America is now a passing blur for the four remaining candidates in the race for the White House.
In foul winter weather, that dumped inches of snow and freezing rain on much of the country, the candidates soldiered on yesterday, clocking up air miles and running down the clock before Super Tuesday, when millions of voters in 24 states have their say. Democrats abroad and voters in American Samoa will also take part.
There is little time now for taking questions or working the rope line and kissing babies, but somehow the candidates keep it up, pushing themselves to the limits of human endurance as they seek the nomination in what is in effect a national primary.
On her chartered plane Hillary Clinton, who likes to keep the media at arms' length, worked the airline trolley and served peach cobbler (her favourite dessert) to the travelling press corps. For the 45 war-weary reporters assigned to her campaign it was a moment of welcome relief in a mind-numbing schedule of buses and planes and late-night hotel check-ins in unfamiliar cities. After Super Tuesday, an even bigger plane will be needed to carry her entourage. In the midst of the cross-country chase for votes, more black news about the souring economy confronted the candidates. In response, the ground war they are engaged in was matched with an "air war" of saturation advertising.
Mrs Clinton released a provocative ad called "Freefall", showing a man falling through the atmosphere before his parachute stops him. Barack Obama, meanwhile, was demanding "immediate relief" for struggling families as job losses reached 17,000 and the slowest growth since 2002 was recorded.
Mrs Clinton's punishing schedule sees her in Los Angeles, Arizona and New Mexico seeking to shore up support as Mr Obama gains in the polls.

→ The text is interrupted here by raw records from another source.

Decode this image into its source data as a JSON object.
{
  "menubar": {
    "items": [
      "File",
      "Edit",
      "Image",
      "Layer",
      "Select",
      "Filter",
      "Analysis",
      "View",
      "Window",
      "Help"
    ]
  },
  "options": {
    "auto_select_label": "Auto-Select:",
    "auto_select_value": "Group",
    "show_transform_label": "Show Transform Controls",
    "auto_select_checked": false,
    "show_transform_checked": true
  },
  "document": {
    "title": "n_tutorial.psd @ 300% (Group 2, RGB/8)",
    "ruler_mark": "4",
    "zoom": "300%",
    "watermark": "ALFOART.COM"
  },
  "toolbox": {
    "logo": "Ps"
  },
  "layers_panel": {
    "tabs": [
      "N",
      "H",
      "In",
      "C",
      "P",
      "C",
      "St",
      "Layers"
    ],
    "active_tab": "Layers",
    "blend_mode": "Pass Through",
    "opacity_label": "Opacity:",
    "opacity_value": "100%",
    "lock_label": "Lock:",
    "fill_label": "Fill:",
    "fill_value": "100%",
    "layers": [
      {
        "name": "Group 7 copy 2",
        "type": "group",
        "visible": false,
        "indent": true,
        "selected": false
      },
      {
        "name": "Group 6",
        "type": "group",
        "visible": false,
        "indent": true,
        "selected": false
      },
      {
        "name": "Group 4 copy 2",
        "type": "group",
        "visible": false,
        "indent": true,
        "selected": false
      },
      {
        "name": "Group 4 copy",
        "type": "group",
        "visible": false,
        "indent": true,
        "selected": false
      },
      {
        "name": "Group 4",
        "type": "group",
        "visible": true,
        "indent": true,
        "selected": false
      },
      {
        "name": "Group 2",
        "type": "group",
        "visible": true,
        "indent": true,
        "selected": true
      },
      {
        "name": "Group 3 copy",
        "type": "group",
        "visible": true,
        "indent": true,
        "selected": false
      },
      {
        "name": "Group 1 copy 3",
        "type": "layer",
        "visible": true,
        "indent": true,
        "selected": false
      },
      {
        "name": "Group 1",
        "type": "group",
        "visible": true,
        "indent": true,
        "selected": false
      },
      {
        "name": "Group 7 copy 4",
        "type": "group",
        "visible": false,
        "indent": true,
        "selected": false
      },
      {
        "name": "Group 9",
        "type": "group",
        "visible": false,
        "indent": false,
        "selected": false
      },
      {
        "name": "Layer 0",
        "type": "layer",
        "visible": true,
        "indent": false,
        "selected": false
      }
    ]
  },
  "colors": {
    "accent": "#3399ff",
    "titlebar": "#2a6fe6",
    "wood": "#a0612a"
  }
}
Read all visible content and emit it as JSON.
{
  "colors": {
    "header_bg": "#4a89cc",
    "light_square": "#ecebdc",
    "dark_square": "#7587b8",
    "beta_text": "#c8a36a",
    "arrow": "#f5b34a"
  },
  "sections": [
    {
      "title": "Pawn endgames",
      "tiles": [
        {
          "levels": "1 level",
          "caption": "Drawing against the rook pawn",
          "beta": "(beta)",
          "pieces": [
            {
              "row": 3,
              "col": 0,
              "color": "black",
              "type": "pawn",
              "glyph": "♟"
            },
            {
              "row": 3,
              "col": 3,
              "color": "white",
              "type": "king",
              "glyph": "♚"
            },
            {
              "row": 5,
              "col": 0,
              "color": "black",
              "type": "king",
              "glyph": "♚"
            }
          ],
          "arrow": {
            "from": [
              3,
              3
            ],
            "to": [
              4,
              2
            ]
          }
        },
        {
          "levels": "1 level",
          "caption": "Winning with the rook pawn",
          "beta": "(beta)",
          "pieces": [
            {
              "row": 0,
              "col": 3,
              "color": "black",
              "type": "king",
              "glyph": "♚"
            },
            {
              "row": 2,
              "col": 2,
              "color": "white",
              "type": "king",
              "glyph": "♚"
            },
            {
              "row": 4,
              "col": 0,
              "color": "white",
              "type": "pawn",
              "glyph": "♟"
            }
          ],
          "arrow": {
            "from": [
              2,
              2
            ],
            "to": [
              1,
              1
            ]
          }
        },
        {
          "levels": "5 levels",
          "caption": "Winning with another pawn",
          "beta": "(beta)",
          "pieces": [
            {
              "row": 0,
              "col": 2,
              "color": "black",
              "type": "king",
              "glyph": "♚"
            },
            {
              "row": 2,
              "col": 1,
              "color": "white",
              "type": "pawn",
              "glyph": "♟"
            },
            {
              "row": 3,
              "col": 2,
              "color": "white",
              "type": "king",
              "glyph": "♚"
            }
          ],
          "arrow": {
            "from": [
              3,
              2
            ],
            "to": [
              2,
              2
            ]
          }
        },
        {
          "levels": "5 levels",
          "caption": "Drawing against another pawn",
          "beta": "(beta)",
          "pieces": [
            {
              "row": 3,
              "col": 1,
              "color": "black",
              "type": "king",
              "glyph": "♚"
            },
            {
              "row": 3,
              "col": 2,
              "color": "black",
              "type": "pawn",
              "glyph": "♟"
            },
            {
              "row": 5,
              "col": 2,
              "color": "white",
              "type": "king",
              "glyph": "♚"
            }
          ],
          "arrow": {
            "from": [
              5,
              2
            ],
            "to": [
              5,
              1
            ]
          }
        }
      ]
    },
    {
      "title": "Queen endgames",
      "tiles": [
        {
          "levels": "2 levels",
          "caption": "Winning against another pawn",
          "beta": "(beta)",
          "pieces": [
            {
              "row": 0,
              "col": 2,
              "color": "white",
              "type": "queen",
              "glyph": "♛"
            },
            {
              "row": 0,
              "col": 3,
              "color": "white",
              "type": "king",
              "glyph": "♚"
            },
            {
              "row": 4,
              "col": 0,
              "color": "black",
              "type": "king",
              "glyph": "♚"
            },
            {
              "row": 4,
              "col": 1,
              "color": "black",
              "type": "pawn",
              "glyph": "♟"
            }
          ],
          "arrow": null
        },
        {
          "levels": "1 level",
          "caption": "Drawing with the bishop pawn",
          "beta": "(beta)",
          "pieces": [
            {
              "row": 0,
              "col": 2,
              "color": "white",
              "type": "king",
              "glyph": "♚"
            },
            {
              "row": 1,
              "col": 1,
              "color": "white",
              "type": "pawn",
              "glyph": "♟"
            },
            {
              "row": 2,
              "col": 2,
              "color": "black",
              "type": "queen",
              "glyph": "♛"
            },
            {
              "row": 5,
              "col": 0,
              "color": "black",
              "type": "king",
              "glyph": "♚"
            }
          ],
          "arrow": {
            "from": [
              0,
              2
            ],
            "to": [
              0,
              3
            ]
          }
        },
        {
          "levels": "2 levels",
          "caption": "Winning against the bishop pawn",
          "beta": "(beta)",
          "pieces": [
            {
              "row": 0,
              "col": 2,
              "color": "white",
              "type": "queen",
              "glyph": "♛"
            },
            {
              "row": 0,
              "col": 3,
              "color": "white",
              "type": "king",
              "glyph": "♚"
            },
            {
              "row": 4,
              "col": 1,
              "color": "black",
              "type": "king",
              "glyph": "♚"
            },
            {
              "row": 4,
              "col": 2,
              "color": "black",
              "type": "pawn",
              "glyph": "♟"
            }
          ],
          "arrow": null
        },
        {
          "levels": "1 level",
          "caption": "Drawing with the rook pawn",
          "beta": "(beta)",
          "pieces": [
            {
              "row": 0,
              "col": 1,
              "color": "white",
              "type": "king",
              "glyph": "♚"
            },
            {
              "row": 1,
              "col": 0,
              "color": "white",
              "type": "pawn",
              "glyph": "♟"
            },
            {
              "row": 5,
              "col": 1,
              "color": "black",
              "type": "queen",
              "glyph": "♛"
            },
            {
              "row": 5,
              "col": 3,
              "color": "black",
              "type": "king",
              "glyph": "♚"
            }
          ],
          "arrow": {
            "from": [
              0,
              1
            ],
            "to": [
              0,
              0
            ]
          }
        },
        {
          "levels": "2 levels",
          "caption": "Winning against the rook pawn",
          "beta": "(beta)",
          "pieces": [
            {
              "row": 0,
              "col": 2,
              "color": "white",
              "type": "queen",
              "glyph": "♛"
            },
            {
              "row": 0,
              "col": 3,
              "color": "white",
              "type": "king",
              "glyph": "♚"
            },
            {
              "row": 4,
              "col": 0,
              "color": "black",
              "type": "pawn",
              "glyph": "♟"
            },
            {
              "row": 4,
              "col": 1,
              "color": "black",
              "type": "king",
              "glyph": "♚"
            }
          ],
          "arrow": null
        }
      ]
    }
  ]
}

On Monday, she will campaign in Boston before arriving in New York to host a 22-state "town hall meeting" by satellite with Bill and Chelsea Clinton.
She arrived at San Diego State University at 1.30pm yesterday, then she was on to San Jose, 460 miles away. By 8pm, Mrs Clinton was to attend a "low-Dollar Fundraiser" at a San Francisco theatre, a step down from the glitzy events that marked the earlier stages of her campaign.

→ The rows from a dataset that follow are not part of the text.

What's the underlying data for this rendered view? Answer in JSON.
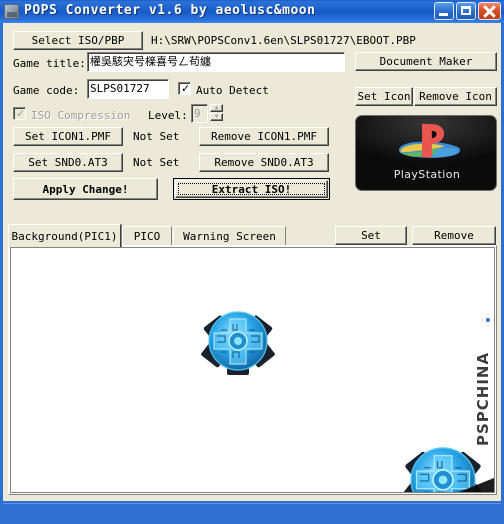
{
  "window": {
    "title": "POPS Converter v1.6 by aeolusc&moon",
    "icon": "app-icon",
    "controls": {
      "minimize": "minimize-icon",
      "maximize": "maximize-icon",
      "close": "close-icon"
    }
  },
  "toolbar": {
    "select_iso_button": "Select ISO/PBP",
    "path_value": "H:\\SRW\\POPSConv1.6en\\SLPS01727\\EBOOT.PBP",
    "document_maker_button": "Document Maker"
  },
  "form": {
    "game_title_label": "Game title:",
    "game_title_value": "權吳駭宊号檪喜号ㄥ茍纏",
    "game_code_label": "Game code:",
    "game_code_value": "SLPS01727",
    "auto_detect_label": "Auto Detect",
    "auto_detect_checked": true,
    "iso_compression_label": "ISO Compression",
    "iso_compression_checked": true,
    "iso_compression_enabled": false,
    "level_label": "Level:",
    "level_value": "9",
    "level_enabled": false
  },
  "icon_panel": {
    "set_icon_button": "Set Icon",
    "remove_icon_button": "Remove Icon",
    "preview_caption": "PlayStation",
    "preview_alt": "playstation-logo"
  },
  "media_rows": [
    {
      "set_button": "Set ICON1.PMF",
      "status": "Not Set",
      "remove_button": "Remove ICON1.PMF"
    },
    {
      "set_button": "Set SND0.AT3",
      "status": "Not Set",
      "remove_button": "Remove SND0.AT3"
    }
  ],
  "actions": {
    "apply_button": "Apply Change!",
    "extract_button": "Extract ISO!"
  },
  "tabs": {
    "items": [
      {
        "label": "Background(PIC1)",
        "active": true
      },
      {
        "label": "PICO",
        "active": false
      },
      {
        "label": "Warning Screen",
        "active": false
      }
    ],
    "set_button": "Set",
    "remove_button": "Remove"
  },
  "preview": {
    "watermark": "PSPCHINA",
    "emblems": [
      {
        "name": "tech-emblem-1"
      },
      {
        "name": "tech-emblem-2"
      }
    ]
  },
  "colors": {
    "titlebar_blue": "#1c5fcd",
    "face": "#ece9d8",
    "ps_red": "#e8564f",
    "ps_blue": "#3c8fd6",
    "ps_yellow": "#e9c84a",
    "ps_green": "#5eb36a",
    "emblem_cyan": "#29a9e6"
  }
}
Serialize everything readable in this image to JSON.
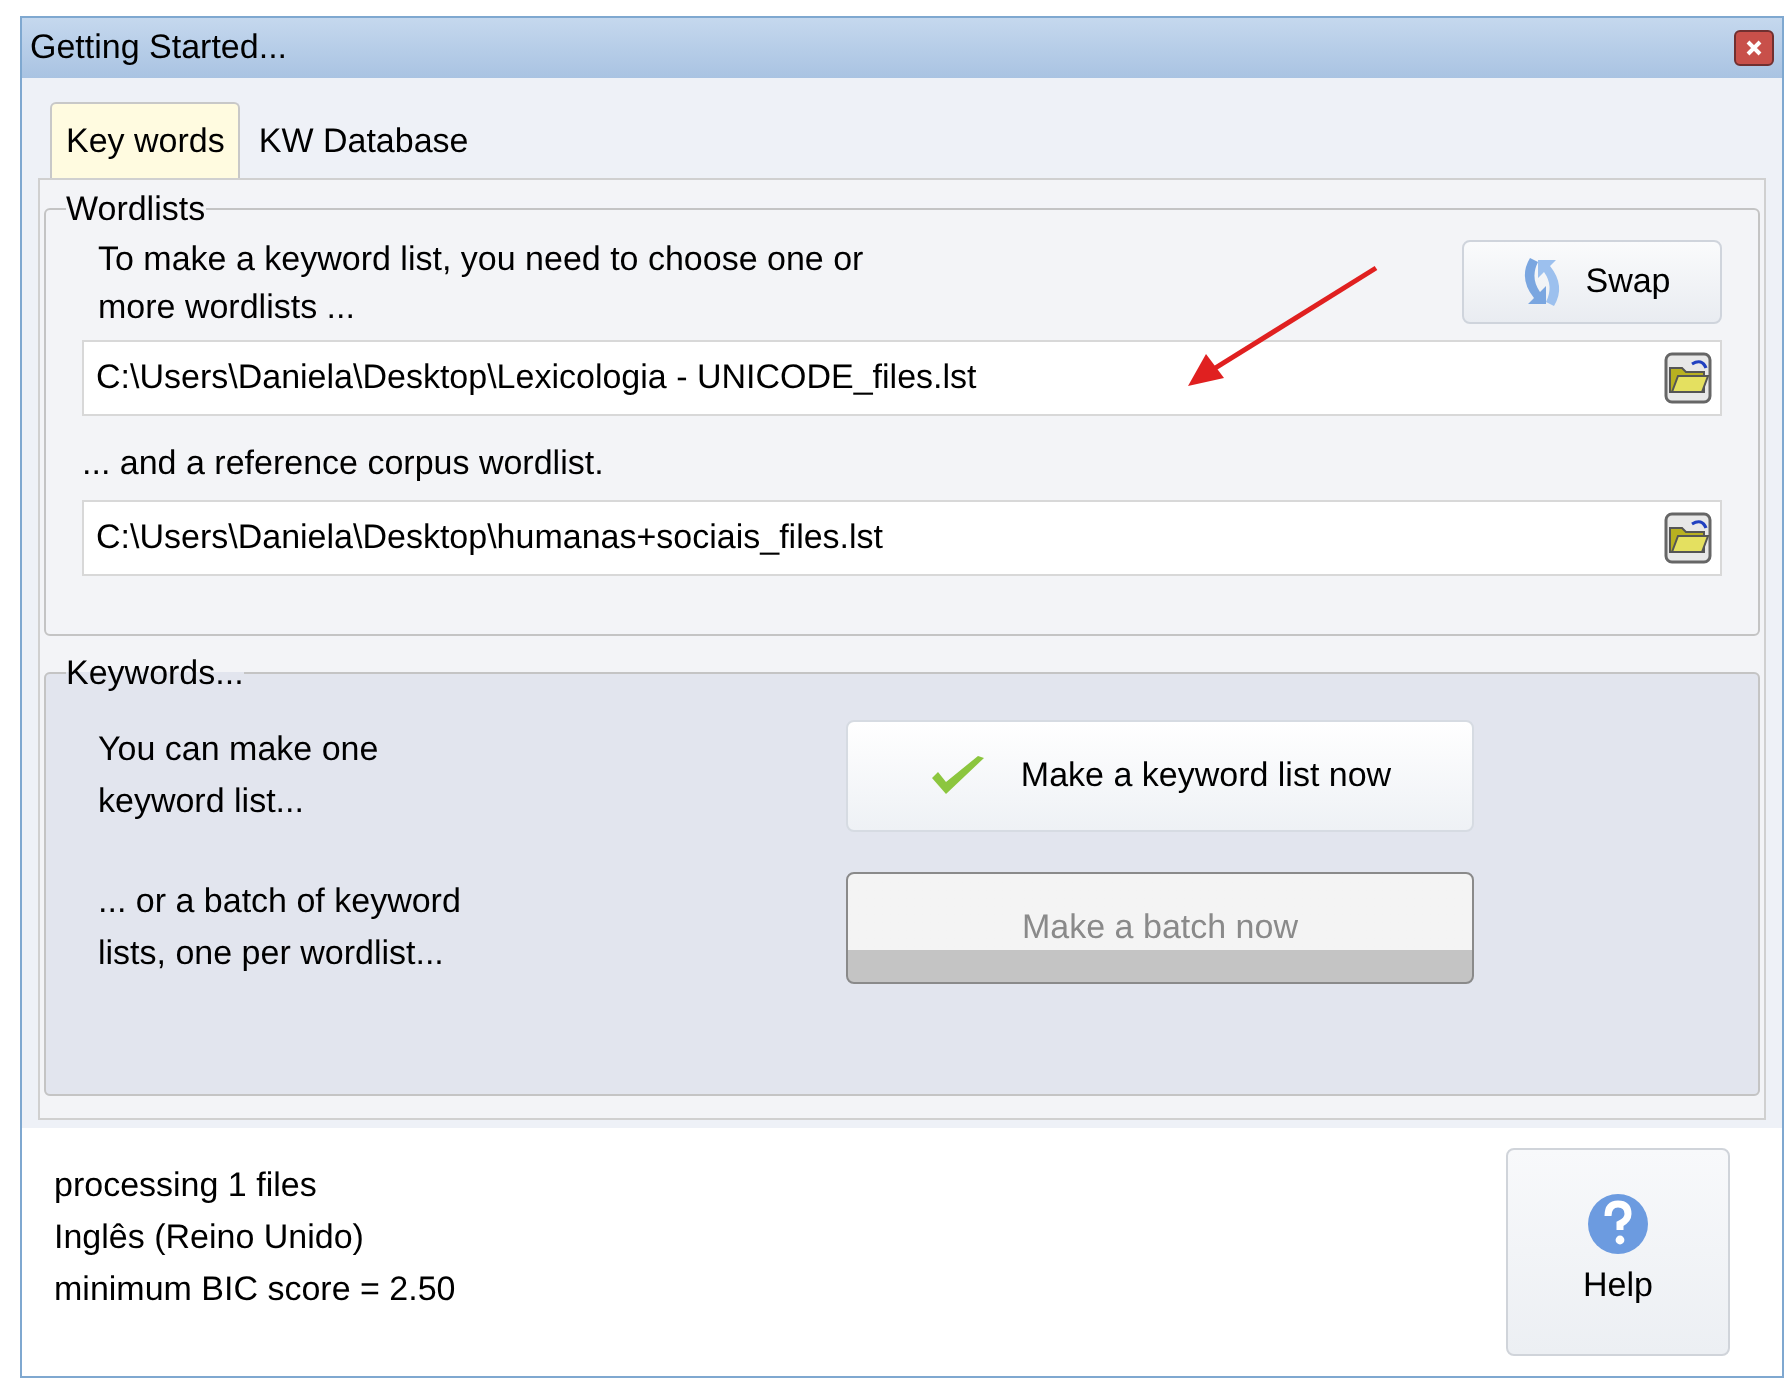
{
  "window": {
    "title": "Getting Started..."
  },
  "tabs": [
    {
      "label": "Key words",
      "selected": true
    },
    {
      "label": "KW Database",
      "selected": false
    }
  ],
  "wordlists": {
    "legend": "Wordlists",
    "intro_lines": [
      "To make a keyword list, you need to choose one or",
      "more wordlists ..."
    ],
    "swap_button": "Swap",
    "wordlist_path": "C:\\Users\\Daniela\\Desktop\\Lexicologia - UNICODE_files.lst",
    "reference_label": "... and a reference corpus wordlist.",
    "reference_path": "C:\\Users\\Daniela\\Desktop\\humanas+sociais_files.lst"
  },
  "keywords": {
    "legend": "Keywords...",
    "actions": [
      {
        "text_lines": [
          "You can make one",
          "keyword list..."
        ],
        "button": "Make a keyword list now",
        "disabled": false
      },
      {
        "text_lines": [
          "... or a batch of keyword",
          "lists, one per wordlist..."
        ],
        "button": "Make a batch now",
        "disabled": true
      }
    ]
  },
  "status_lines": [
    "processing 1 files",
    "Inglês (Reino Unido)",
    "minimum BIC score = 2.50"
  ],
  "help_button": "Help"
}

The race for president no longer involves a lengthy cast of characters, but a shortlist of highly competent politicians, any one of whom it is easy to imagine sitting in the Oval Office this time next year. But the four – John McCain, Mr Obama, Mitt Romney and Mrs Clinton – still need to appeal to wavering voters, the media, and their donors. The former governor of Arkansas Mike Huckabee is also still in the race, but without a real shot at winning his party's nomination.
Senator John McCain, at 71, now the Republican frontrunner, runs what may be the most gruelling campaign of all. His fortitude combined with a direct and engaging style paid off handsomely in New Hampshire where he took his Straight Talk Express bus to more than 100 "town hall" events winning the primary almost one vote at a time.
He is a candidate who does not have enough mobility in his hands to comb his hair – as a result of being tortured over five years in a North Vietnamese prison – yet on the stump he is unfailingly patient with his questioners, if occasionally acerbic and mean spirited.
Yesterday, he was at an evening rally in Chicago where a snow blizzard shut down the airport for hours. Then he was due in St Louis, Missouri, a key state in any election, but so rushed was the candidate that he was not even planning to leave the airport after holding a rally in a hangar. At least the McCain campaign now has a decent-sized plane. So hard up was his campaign that many of his staff were either let go or working without pay.
Mr Obama's campaign first took him to New Mexico yesterday, an area with a large Hispanic population, whose support he needs on Tuesday if he is to defeat Mrs Clinton. Then he was off to the snowbound north, with appearances booked in Boise, Idaho, Minneapolis, Minnesota, and St Louis, Missouri, as he kept up his strategy of harvesting votes in the crucial smaller states ahead of next Tuesday.
Senator Obama received a major boost yesterday with the endorsement of California's 650,000 strong service workers union, which had previously backed John Edwards. The SEIU said it wouldn't have time to launch a major field operation on Senator Obama's behalf, but its endorsement is sure to improve his standing with Latino voters, currently favouring Senator Clinton by a hefty margin, and increases the possibility of an endorsement from Mr Edwards himself.
He also received the endorsement of MoveOn.org, the nationwide left-wing grassroots lobby group which has over 1.7m members in the Super Tues states. Members voted to favour Mr Obama over Hillary Clinton by 70.4 to 29.6 per cent.
Coming out of his strong debate performance on Thursday, Mr Obama is on a roll with a war chest of $32m (£16m) from donors to whom he has returned again and again to ask for $25 and $50 a time. Mrs Clinton's campaign does not have that reach and many of her donors have already hit the $4,600 limit that they are allowed to give.